BRITAIN’S top share index edged higher yesterday helped by a bounce in several heavyweight banking stocks.
But the London Stock Echange gathered the most attention, with a late surge before the close sparked by speculation of a potential tie-up with its Singaporean counterpart.
The talk follows the LSE’s recently announced joint venture with the Singapore Exchange enabling cross trading of its largest securities.
Market rumours suggested a takeover price of around £13.50 per share. The British bourse’s shares surged to 1,028p before finally closing up 21p at 1,023p.
The LSE refused to comment.

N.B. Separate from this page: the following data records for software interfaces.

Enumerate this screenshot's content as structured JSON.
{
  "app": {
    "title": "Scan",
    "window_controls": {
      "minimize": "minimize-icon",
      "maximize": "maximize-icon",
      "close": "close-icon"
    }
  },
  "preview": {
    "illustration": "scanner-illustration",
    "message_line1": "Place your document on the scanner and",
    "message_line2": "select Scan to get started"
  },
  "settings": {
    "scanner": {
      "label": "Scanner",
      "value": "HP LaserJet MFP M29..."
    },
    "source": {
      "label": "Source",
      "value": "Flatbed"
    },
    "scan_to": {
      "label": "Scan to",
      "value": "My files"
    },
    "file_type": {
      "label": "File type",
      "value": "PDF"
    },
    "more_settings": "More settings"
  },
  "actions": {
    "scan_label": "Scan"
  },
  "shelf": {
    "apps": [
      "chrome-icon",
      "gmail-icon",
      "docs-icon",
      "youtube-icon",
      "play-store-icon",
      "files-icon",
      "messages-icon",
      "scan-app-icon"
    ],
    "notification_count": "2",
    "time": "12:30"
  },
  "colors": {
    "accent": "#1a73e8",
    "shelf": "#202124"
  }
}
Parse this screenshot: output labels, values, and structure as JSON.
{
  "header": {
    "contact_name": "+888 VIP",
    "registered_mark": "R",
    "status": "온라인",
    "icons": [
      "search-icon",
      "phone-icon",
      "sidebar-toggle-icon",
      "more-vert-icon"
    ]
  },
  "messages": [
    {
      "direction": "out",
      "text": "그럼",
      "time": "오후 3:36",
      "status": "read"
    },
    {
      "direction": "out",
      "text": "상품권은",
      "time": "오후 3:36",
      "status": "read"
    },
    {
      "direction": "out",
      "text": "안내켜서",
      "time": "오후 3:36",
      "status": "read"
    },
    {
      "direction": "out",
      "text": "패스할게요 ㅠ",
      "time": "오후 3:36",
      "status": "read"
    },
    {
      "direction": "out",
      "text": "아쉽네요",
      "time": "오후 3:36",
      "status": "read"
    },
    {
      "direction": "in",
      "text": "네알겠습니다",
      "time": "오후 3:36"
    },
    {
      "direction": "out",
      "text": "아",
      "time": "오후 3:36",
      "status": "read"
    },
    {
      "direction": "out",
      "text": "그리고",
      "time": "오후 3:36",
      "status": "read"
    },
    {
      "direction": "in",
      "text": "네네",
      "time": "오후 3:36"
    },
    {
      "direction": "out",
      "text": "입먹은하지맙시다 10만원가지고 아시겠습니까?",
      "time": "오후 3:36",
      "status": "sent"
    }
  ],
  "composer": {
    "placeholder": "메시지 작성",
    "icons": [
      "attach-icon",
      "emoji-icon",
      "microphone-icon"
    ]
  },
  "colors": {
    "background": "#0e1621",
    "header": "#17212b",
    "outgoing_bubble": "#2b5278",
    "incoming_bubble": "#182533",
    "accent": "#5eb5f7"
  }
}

Meanwhile, after falling 2.5 per cent in the previous three sessions to near a technically oversold level, HSBC, in focus during a US Senate hearing on money laundering that some analysts said could result in a $1bn fine, rose 0.6 per cent.
Fellow Asian-focused peer Standard Chartered led sector gainers, however, with a gain of 2.3 per cent.
“Banks are recovering from a few difficult trading sessions regarding the issues with Libor and HSBC more recently,” said Michael Symonds, a strategist at Daiwa Capital Markets.
The cyclical sector led the market higher, adding a total of 8.7 points to the broader FTSE 100, which ended up 0.5 per cent, or 28.42 points, at 5,714.19 points.
The index had struggled to breach and hold above 5,700 points during the last two weeks and in spite of doing so yesterday, Dmytro Bondar, a technical analyst at RBS, cautioned of the potential for a marked slide in the coming days.
“It has been in this upper-sloping bearish channel since the beginning of June ... What is important is that it stays within the channel as once the price falls below the lower limit and we get a few negative days, it could be a trigger for a major sell-off,” he said.
In spite of the market gains, volumes were low at just 79 per cent of the already weak 90-day daily average.
Miners added their weight to the index gains and continued a recent recovery, led by Rio Tinto, up 1.7 per cent and BHP Billiton, up 1.4 per cent, helped by gains across the base metals complex on hopes for fresh China stimulus.
“Miners are doing well because copper has had a very good run today, that’s mainly based on hopes of more easing in China over the weekend,” said Ioan Smith, a strategist at Knight Capital.
Emerging markets were a key factor dragging the worst-hit sector, integrated oils, lower after gas firm BG Group, down 2.1 per cent, was hit by a Credit Suisse downgrade to “neutral” from “outperform” on the back of production headwinds in Brazil.
The biggest drag on the index, however, was telecommunications company Vodafone, which saw a sharp drop in its share price towards the end of the session after hopes for a special dividend from its US joint venture dimmed. The fall came after a Verizon executive said that the distribution of a dividend payment to Vodafone from their joint Verizon Wireless venture would not be discussed the firm's next quarterly board meeting.
Vodafone stock, which had been bid up in anticipation of the dividend, fell 1.2 per cent in heavy volume of more than one and a half times its 90-day daily average.